The telecommunications sector is critical to our future as a country, but we have to get it right. We have to get the competition in this sector right. We have to get the innovation in this sector right. By picking a winning technology the government are not encouraging innovation. The government are doing the complete opposite of encouraging innovation. Instead, the government are picking a winner. They are picking one technology. They are saying everybody needs fibre rolled to their front door and hooked up to their house, and that will be the solution to all their woes.
Indeed, in the legislation that they are asking us to consider today they are potentially blocking and stifling one of Australia’s major companies, Telstra, from investing in future wireless opportunities. That is a key part of their legislation. The option is there for the minister to block Telstra from bidding for more spectrum that will make it possible for them to pursue further investments.
So we have this government picking winners, saying that it knows best, creating a new government owned monopoly, and doing it all at the whopping great cost of $43 billion. We are going to hold them to account every step of the way on this. The challenge for the government, as this debate progresses through the committee stage, is to inject a bit of transparency—to accept the demands of Senator Xenophon and to release the business case. We have been calling for it. Senator Cormann has, of course, ensured that other areas of analysis of that business case have been exposed. He and I will move a motion in this place later today that the Greenhill report be released as soon as it is provided to the government. All of these documents should be released if you believe in transparency, and you should accept the need for robust analysis of your proposal. It is a $43 billion proposal and it should have a decent cost-benefit analysis attached to it.
Even Senator Conroy has previously talked about the importance of cost-benefit analyses. The government’s own body, Infrastructure Australia, has talked about the importance of cost-benefit analyses, yet for the biggest project ever undertaken the government will not commit to a cost-benefit analysis. That simply says to us that they have something to hide, and that is why we will push the government to the brink on this issue.

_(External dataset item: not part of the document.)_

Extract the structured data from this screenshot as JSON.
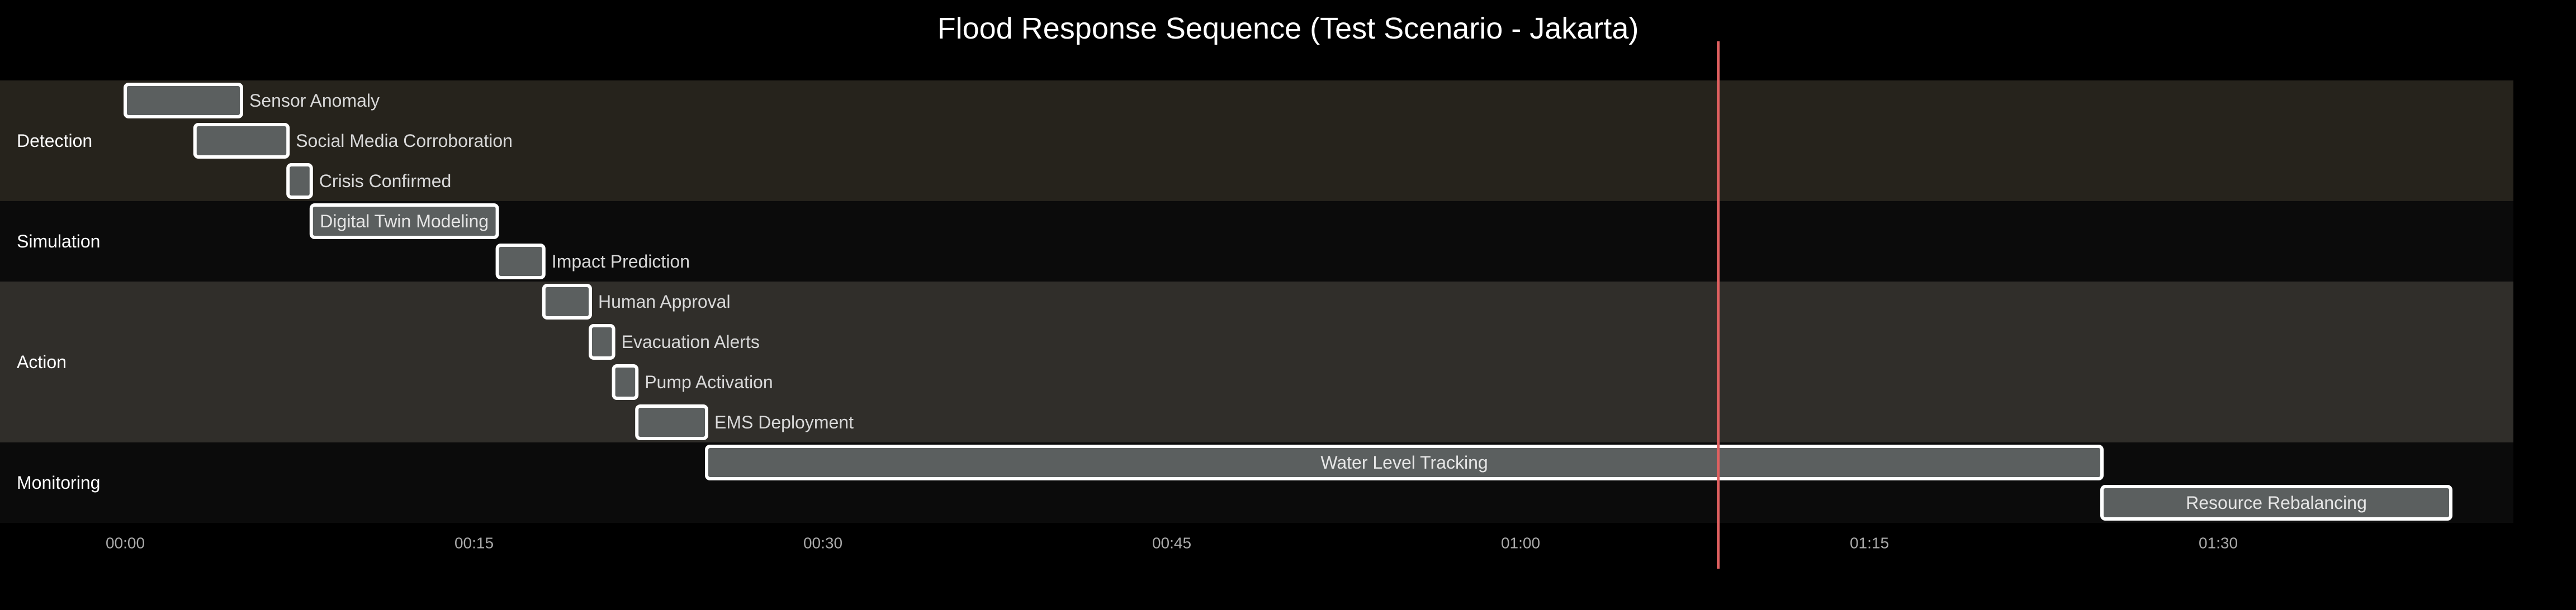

We will do that because it is very important that we ensure that such large sums of money in such an important industry receive the types of protection and wise decision-making that this government is so clearly incapable of.
I turn to Senator Ludlam’s amendment. I again say that the opposition will not be supporting it, because changing the objects of this bill will not deliver the robust analysis that we think is necessary. The challenge for the Greens, the crossbenchers and, most importantly, for the government—if they believe in having accessible and affordable services and if they want those services at the lowest cost to the Australian taxpayer—is to accept our demands. Get the Productivity Commission involved. Let us have that study. It need not hold anything up. It can be done by the end of May and then we will have something decent to debate in this place.